KFC is a strong brand and then it built Add Hope, says Turnbull. "If anything goes wrong with Add Hope, the main KFC brand is affected. For example is a child gets food poisoning it is not the NPO/NGO that is blamed but KFC. Therefore we do a full audit on the NPO/NGO we want to take on and do take on and they sign a contract. We also assist in up skilling them on reporting. KFC donate the funds to Add Hope and reports on where that funding is going to its customers. Therefore our NPO/NGOs have to report to us on how the money is used. The money trail audit is very important."

She says there are more corporates in the CSI space today, as it is part of the score card for business, but many are realising that good CSI does make a difference to their business. Sliver agrees, but says too often they battle to get their clients to see the benefits of CSI, while at the same time they find many CSI practitioners or organisations do not see the need to build a brand.

NPO/NGOs to be cheekier, to up their game

Pereira believes NPO/NGOs could be cheekier. "Go to your supporter or funder and ask for your logo to be at their event, television commercial, newsletter, etc. They will probably like the idea."

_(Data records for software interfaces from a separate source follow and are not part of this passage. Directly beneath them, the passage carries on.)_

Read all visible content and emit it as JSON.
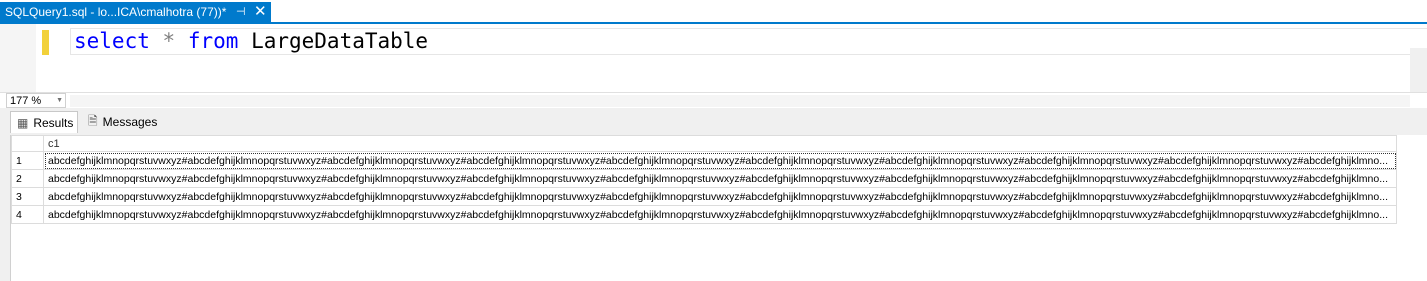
{
  "tab": {
    "title": "SQLQuery1.sql - lo...ICA\\cmalhotra (77))*",
    "pin_icon": "pin-icon",
    "close_icon": "close-icon",
    "accent": "#007acc"
  },
  "editor": {
    "keyword_select": "select",
    "star": "*",
    "keyword_from": "from",
    "table_name": "LargeDataTable",
    "keyword_color": "#0000ff"
  },
  "zoom": {
    "value": "177 %"
  },
  "results": {
    "tabs": [
      {
        "label": "Results",
        "icon": "grid-icon"
      },
      {
        "label": "Messages",
        "icon": "messages-icon"
      }
    ],
    "columns": [
      "c1"
    ],
    "rows": [
      {
        "num": "1",
        "value": "abcdefghijklmnopqrstuvwxyz#abcdefghijklmnopqrstuvwxyz#abcdefghijklmnopqrstuvwxyz#abcdefghijklmnopqrstuvwxyz#abcdefghijklmnopqrstuvwxyz#abcdefghijklmnopqrstuvwxyz#abcdefghijklmnopqrstuvwxyz#abcdefghijklmnopqrstuvwxyz#abcdefghijklmnopqrstuvwxyz#abcdefghijklmno..."
      },
      {
        "num": "2",
        "value": "abcdefghijklmnopqrstuvwxyz#abcdefghijklmnopqrstuvwxyz#abcdefghijklmnopqrstuvwxyz#abcdefghijklmnopqrstuvwxyz#abcdefghijklmnopqrstuvwxyz#abcdefghijklmnopqrstuvwxyz#abcdefghijklmnopqrstuvwxyz#abcdefghijklmnopqrstuvwxyz#abcdefghijklmnopqrstuvwxyz#abcdefghijklmno..."
      },
      {
        "num": "3",
        "value": "abcdefghijklmnopqrstuvwxyz#abcdefghijklmnopqrstuvwxyz#abcdefghijklmnopqrstuvwxyz#abcdefghijklmnopqrstuvwxyz#abcdefghijklmnopqrstuvwxyz#abcdefghijklmnopqrstuvwxyz#abcdefghijklmnopqrstuvwxyz#abcdefghijklmnopqrstuvwxyz#abcdefghijklmnopqrstuvwxyz#abcdefghijklmno..."
      },
      {
        "num": "4",
        "value": "abcdefghijklmnopqrstuvwxyz#abcdefghijklmnopqrstuvwxyz#abcdefghijklmnopqrstuvwxyz#abcdefghijklmnopqrstuvwxyz#abcdefghijklmnopqrstuvwxyz#abcdefghijklmnopqrstuvwxyz#abcdefghijklmnopqrstuvwxyz#abcdefghijklmnopqrstuvwxyz#abcdefghijklmnopqrstuvwxyz#abcdefghijklmno..."
      }
    ]
  }
}
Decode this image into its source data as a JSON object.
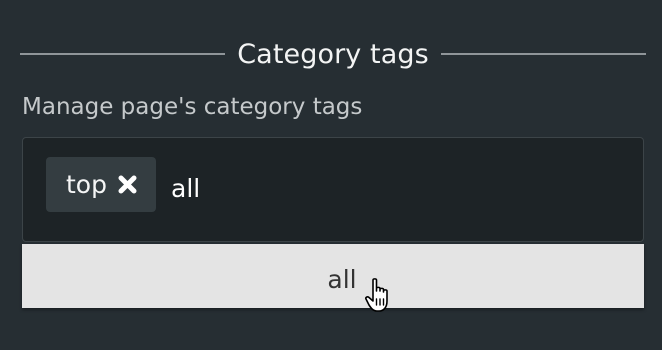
{
  "section": {
    "legend": "Category tags",
    "description": "Manage page's category tags"
  },
  "tag_input": {
    "tags": [
      {
        "label": "top",
        "remove_icon": "close-x-icon"
      }
    ],
    "current_value": "all"
  },
  "autocomplete": {
    "items": [
      {
        "label": "all"
      }
    ]
  },
  "cursor": {
    "icon": "hand-pointer-icon"
  },
  "colors": {
    "background": "#262e33",
    "input_background": "#1d2326",
    "chip_background": "#343d41",
    "dropdown_background": "#e4e4e4"
  }
}
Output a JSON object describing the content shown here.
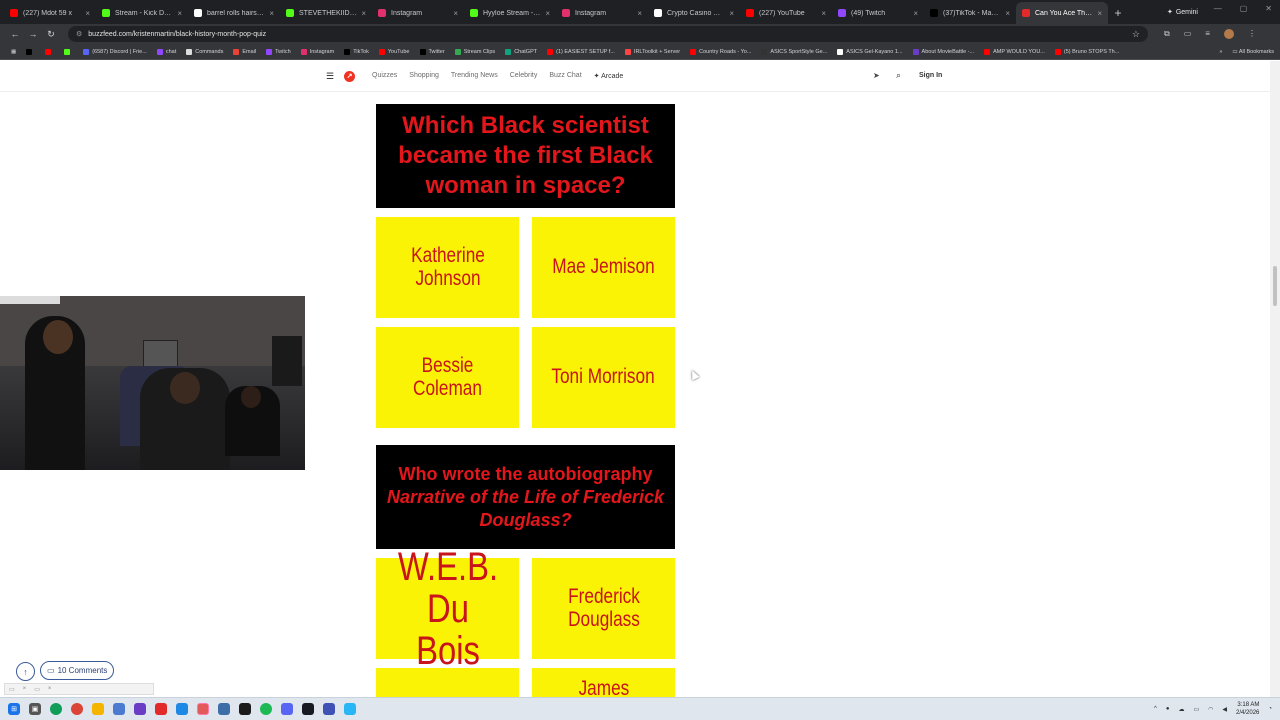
{
  "browser": {
    "tabs": [
      {
        "title": "(227) Mdot 59 x",
        "color": "#ff0000",
        "active": false
      },
      {
        "title": "Stream - Kick Dashb",
        "color": "#53fc18",
        "active": false
      },
      {
        "title": "barrel rolls hairstyle",
        "color": "#ffffff",
        "active": false
      },
      {
        "title": "STEVETHEKIID Stream",
        "color": "#53fc18",
        "active": false
      },
      {
        "title": "Instagram",
        "color": "#e1306c",
        "active": false
      },
      {
        "title": "Hyyloe Stream - Wat",
        "color": "#53fc18",
        "active": false
      },
      {
        "title": "Instagram",
        "color": "#e1306c",
        "active": false
      },
      {
        "title": "Crypto Casino Onlin",
        "color": "#ffffff",
        "active": false
      },
      {
        "title": "(227) YouTube",
        "color": "#ff0000",
        "active": false
      },
      {
        "title": "(49) Twitch",
        "color": "#9146ff",
        "active": false
      },
      {
        "title": "(37)TikTok - Make Yo",
        "color": "#000000",
        "active": false
      },
      {
        "title": "Can You Ace This Bla",
        "color": "#e32a2a",
        "active": true
      }
    ],
    "new_tab": "+",
    "gemini_label": "Gemini",
    "url": "buzzfeed.com/kristenmartin/black-history-month-pop-quiz",
    "bookmarks": [
      {
        "label": "",
        "color": "#000000"
      },
      {
        "label": "",
        "color": "#ff0000"
      },
      {
        "label": "",
        "color": "#53fc18"
      },
      {
        "label": "(6587) Discord | Frie...",
        "color": "#5865f2"
      },
      {
        "label": "chat",
        "color": "#9146ff"
      },
      {
        "label": "Commands",
        "color": "#dddddd"
      },
      {
        "label": "Email",
        "color": "#ea4335"
      },
      {
        "label": "Twitch",
        "color": "#9146ff"
      },
      {
        "label": "Instagram",
        "color": "#e1306c"
      },
      {
        "label": "TikTok",
        "color": "#000000"
      },
      {
        "label": "YouTube",
        "color": "#ff0000"
      },
      {
        "label": "Twitter",
        "color": "#000000"
      },
      {
        "label": "Stream Clips",
        "color": "#34a853"
      },
      {
        "label": "ChatGPT",
        "color": "#10a37f"
      },
      {
        "label": "(1) EASIEST SETUP f...",
        "color": "#ff0000"
      },
      {
        "label": "IRLToolkit + Server",
        "color": "#ff4444"
      },
      {
        "label": "Country Roads - Yo...",
        "color": "#ff0000"
      },
      {
        "label": "ASICS SportStyle Ge...",
        "color": "#333333"
      },
      {
        "label": "ASICS Gel-Kayano 1...",
        "color": "#ffffff"
      },
      {
        "label": "About MovieBattle -...",
        "color": "#6a3dc4"
      },
      {
        "label": "AMP WOULD YOU...",
        "color": "#ff0000"
      },
      {
        "label": "(5) Bruno STOPS Th...",
        "color": "#ff0000"
      }
    ],
    "all_bookmarks": "All Bookmarks"
  },
  "site_nav": {
    "links": [
      "Quizzes",
      "Shopping",
      "Trending News",
      "Celebrity",
      "Buzz Chat"
    ],
    "arcade": "✦ Arcade",
    "signin": "Sign In"
  },
  "quiz": {
    "q1": {
      "question": "Which Black scientist became the first Black woman in space?",
      "answers": [
        "Katherine Johnson",
        "Mae Jemison",
        "Bessie Coleman",
        "Toni Morrison"
      ]
    },
    "q2": {
      "question_prefix": "Who wrote the autobiography",
      "question_title": "Narrative of the Life of Frederick Douglass?",
      "answers": [
        "W.E.B. Du Bois",
        "Frederick Douglass",
        "",
        "James"
      ]
    }
  },
  "floating": {
    "comments_label": "10 Comments"
  },
  "taskbar": {
    "time": "3:18 AM",
    "date": "2/4/2026"
  }
}
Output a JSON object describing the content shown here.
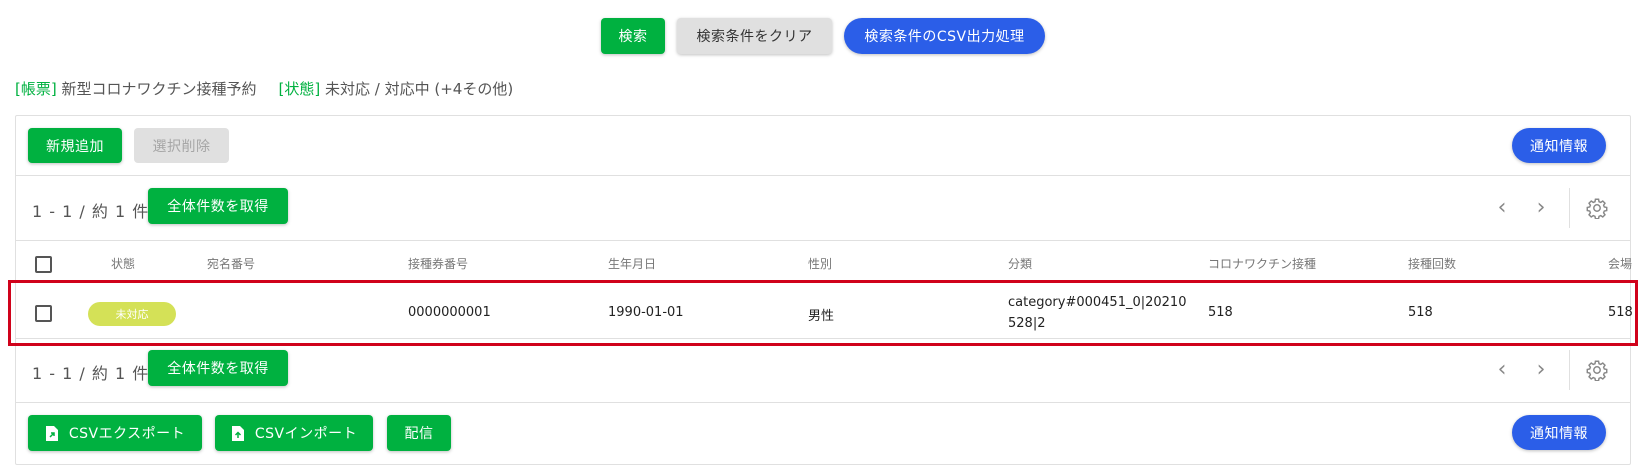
{
  "toolbar": {
    "search_label": "検索",
    "clear_label": "検索条件をクリア",
    "csv_output_label": "検索条件のCSV出力処理"
  },
  "filters": {
    "form_tag": "[帳票]",
    "form_value": "新型コロナワクチン接種予約",
    "status_tag": "[状態]",
    "status_value": "未対応 / 対応中 (+4その他)"
  },
  "actions": {
    "add_label": "新規追加",
    "delete_label": "選択削除",
    "notify_label": "通知情報"
  },
  "pagination": {
    "count_text": "1 - 1 / 約 1 件",
    "get_total_label": "全体件数を取得"
  },
  "table": {
    "columns": [
      "状態",
      "宛名番号",
      "接種券番号",
      "生年月日",
      "性別",
      "分類",
      "コロナワクチン接種",
      "接種回数",
      "会場"
    ],
    "rows": [
      {
        "status": "未対応",
        "address_number": "",
        "ticket_number": "0000000001",
        "birth_date": "1990-01-01",
        "gender": "男性",
        "category_line1": "category#000451_0|20210",
        "category_line2": "528|2",
        "vaccination": "518",
        "count": "518",
        "venue": "518"
      }
    ]
  },
  "footer_actions": {
    "csv_export_label": "CSVエクスポート",
    "csv_import_label": "CSVインポート",
    "deliver_label": "配信",
    "notify_label": "通知情報"
  },
  "colors": {
    "green": "#00b140",
    "blue": "#2b5ee8",
    "badge": "#d4e157",
    "highlight": "#d0021b"
  }
}
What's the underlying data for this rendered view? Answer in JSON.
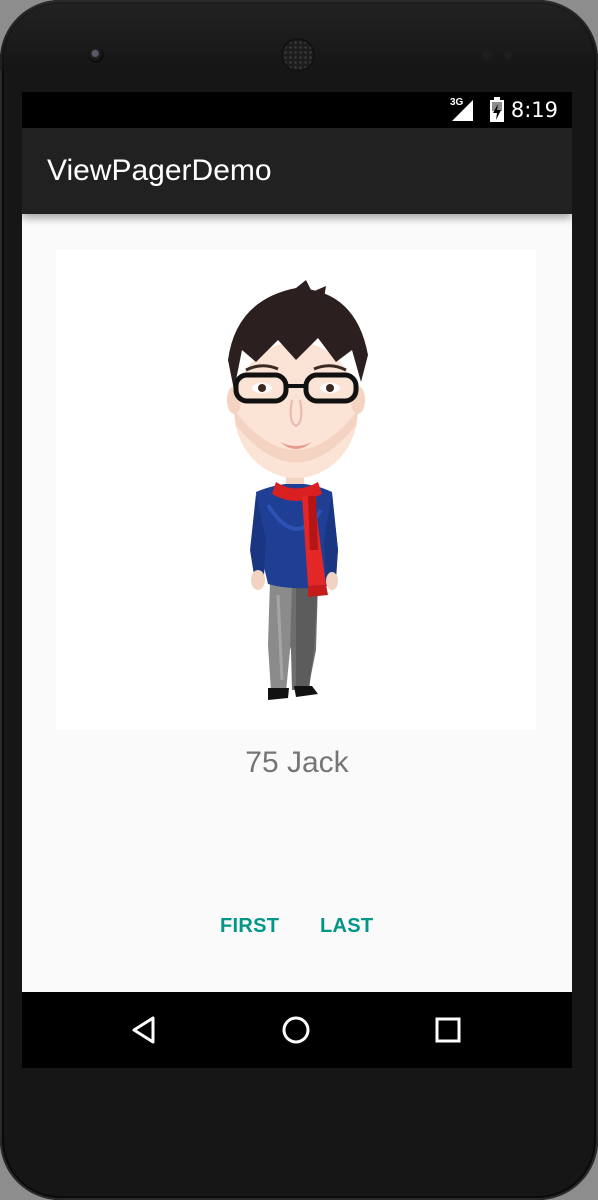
{
  "status_bar": {
    "network_type": "3G",
    "time": "8:19",
    "icons": [
      "signal-icon",
      "battery-charging-icon"
    ]
  },
  "app_bar": {
    "title": "ViewPagerDemo"
  },
  "page": {
    "image_subject": "cartoon-man-with-glasses-and-red-scarf",
    "caption": "75 Jack"
  },
  "buttons": {
    "first_label": "FIRST",
    "last_label": "LAST"
  },
  "navigation": {
    "icons": [
      "back-icon",
      "home-icon",
      "recents-icon"
    ]
  },
  "colors": {
    "accent": "#009688",
    "app_bar": "#212121",
    "background": "#fafafa",
    "caption_text": "#757575"
  }
}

Turnbull believes NPO/NGOs need to up their game. "While I understand that resources are an issue when it comes to marketing, NPOs operate in a market that is very saturated, and so a good proposal that communicates what the NPO does, its core purpose, its strategy and how the partnership will benefit the funder and the NPO."

A visual depiction of what a NPO does works well for her she says. "For example an infographic. All the time while doing all of this, you must build the mother brand".

About Danette Breitenbach

Danette Breitenbach was the editor and publisher of Advantage, the publication that served the marketing, media and advertising industry in southern Africa. Before her editorship, she was deputy-editor as well as freelancing for over a year on the publication before that. She has worked extensively in print media, mainly B2B, in the fields of marketing, mining, disability marketing, advertising and media.